The main obsession of sonorous poetry is the variety of voice, the attempt to reach a level of complexity/simultaneity possible just thanks to recording and to mechanical reproduction. It allows recovering the idea (previous to the XVI Century) that poetry is not related to the papery medium, but almost to listening and it lends itself to vanguards thanks to its nature absolutely open and flexible. Phonetic poetry allows overcoming the linguistic barriers, showing that it is voice expression that contains the main part of the message.

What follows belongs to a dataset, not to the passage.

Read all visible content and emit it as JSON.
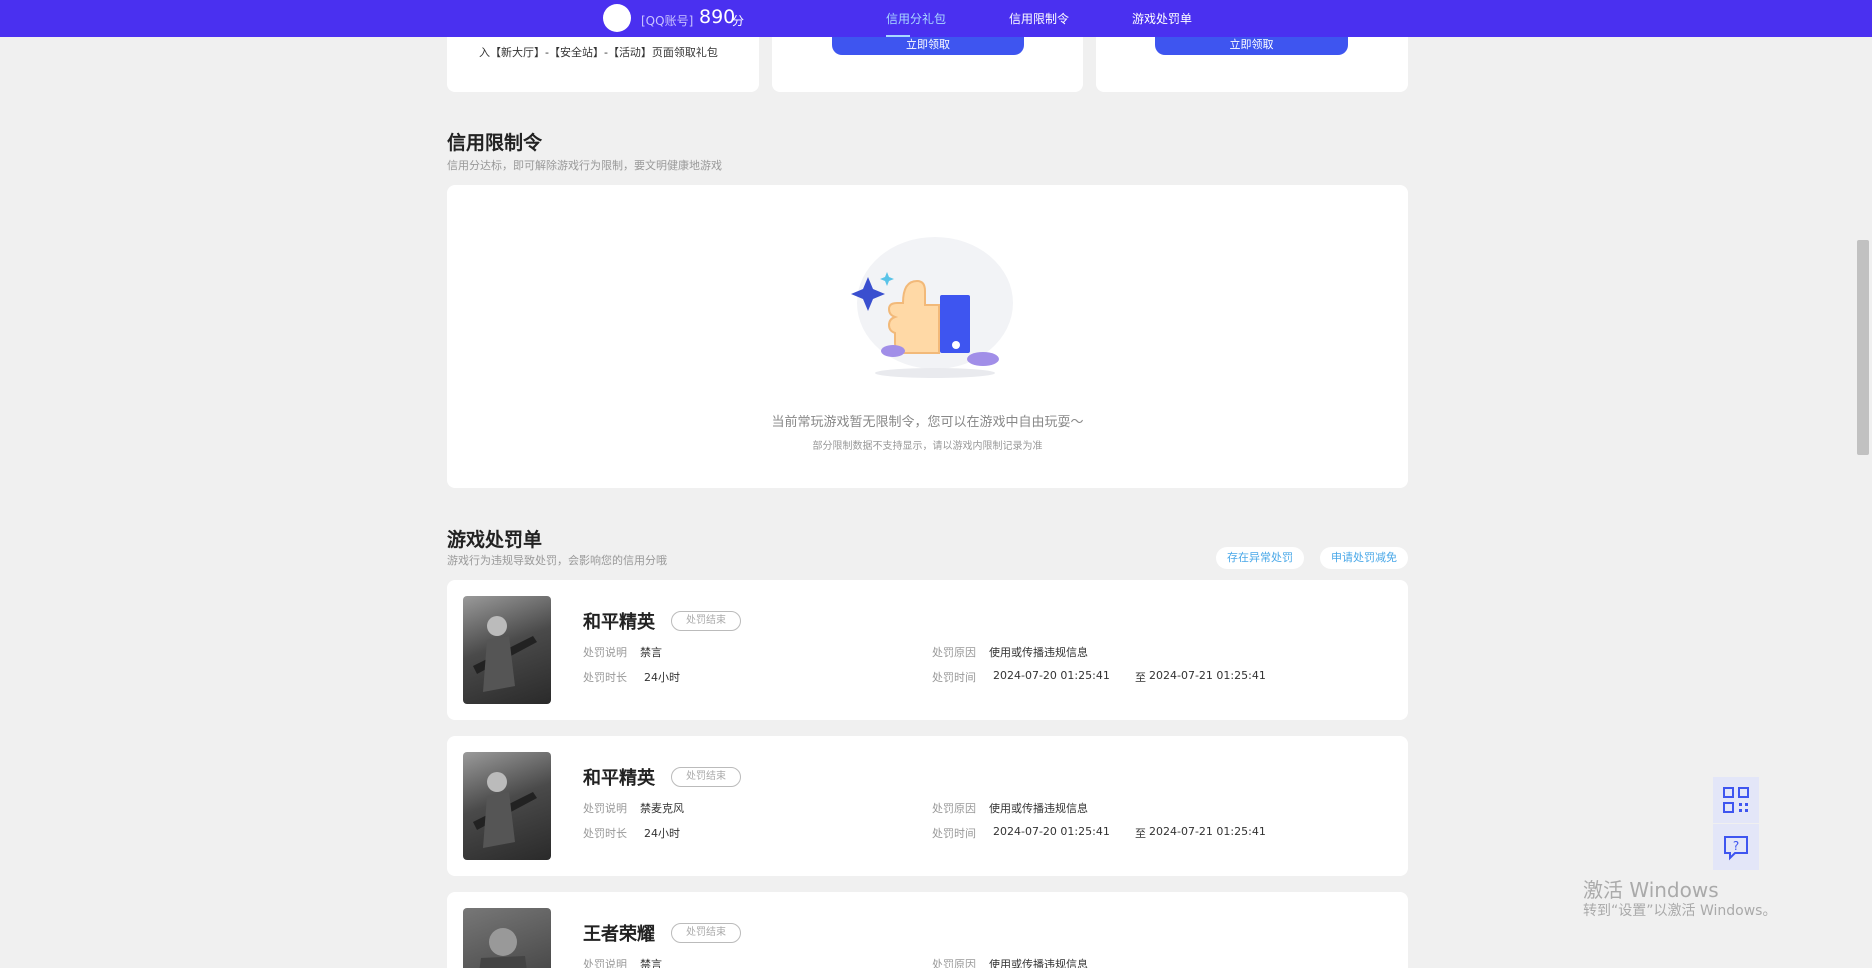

Escoffel has organised even one of the sections of the public sonorous archive of the “Orquestra del Caos” which could be looked at in the “mirador” of the CCCB during the manifestation. His position had four itineraries with 6 authors each one, ranging from baroque to the influence of popular music and the overcoming of linguistic barriers to ultra-environmentalism. Within this last section couldn’t lack among the representatives Henri Chopin, musician and radicalist poet, absolutely contrary to the use of paper, who explores the body and processes it in such a way as to make of it an unexpected sonorous source.
Other positions allowed to look and listen to many interesting materials of the “Orquestra del Caos”‘ database and in one comfortable hall of the last floor you could listen to Octofonia para voz (Simon Frazer Univerisity), tracks by Barry Truax, Ben Wilson, Hildegard Westercamp .
Bartolomé Ferrando’s conference gave many performing moments, which accompanied his hymn to fragmentarity. A track can be expressive as a whole? Fragmentarity isn’t more real then the illusory body of continuity in which it lives, which is nothing but a collage of in motion particles? Discontinuity and repetition aren’t typical of our gestures and thoughts? Those are the questions and the theoretical bases which have pushed him to go into the world of research and vocal experimentation today is an eminent exponent of.
To conclude, great end with the explosive and tough David Moss ( http://www.davidmossmusic.com ), who made his public fall in love with him thanks to his charisma and humour. Following the plot of a simple story he told in an exhilarating way, interweaving sound environments, stratified vocal interventions (whose complexity weren’t always due to his electronic equipment, but sometimes just to two “little muscles” he has in his throat and whose incredible chances he enjoyed to show to the public), built objects he played or simulated its sounds, interacted with whom in the audience laughed, coughed or took pictures. There is little to say about a personage so famous and whose presence on stage and artistic talent can’t be described with simple words, but just looking at him performing and Barcelona did indeed show his appreciation with an endlessly round of applause which obliged him to an encore.
Mil i una Veus was maybe a niche event, because of the topic and because of the promotion and conferences (and catalogue) in Catalan, despite the free entrance, which didn’t attract people ignoring that language. Anyway the organisation knew how to take care of each detail and create a cosy and friendly environment proposing such a complex subject under accessible terms and agreeable performances.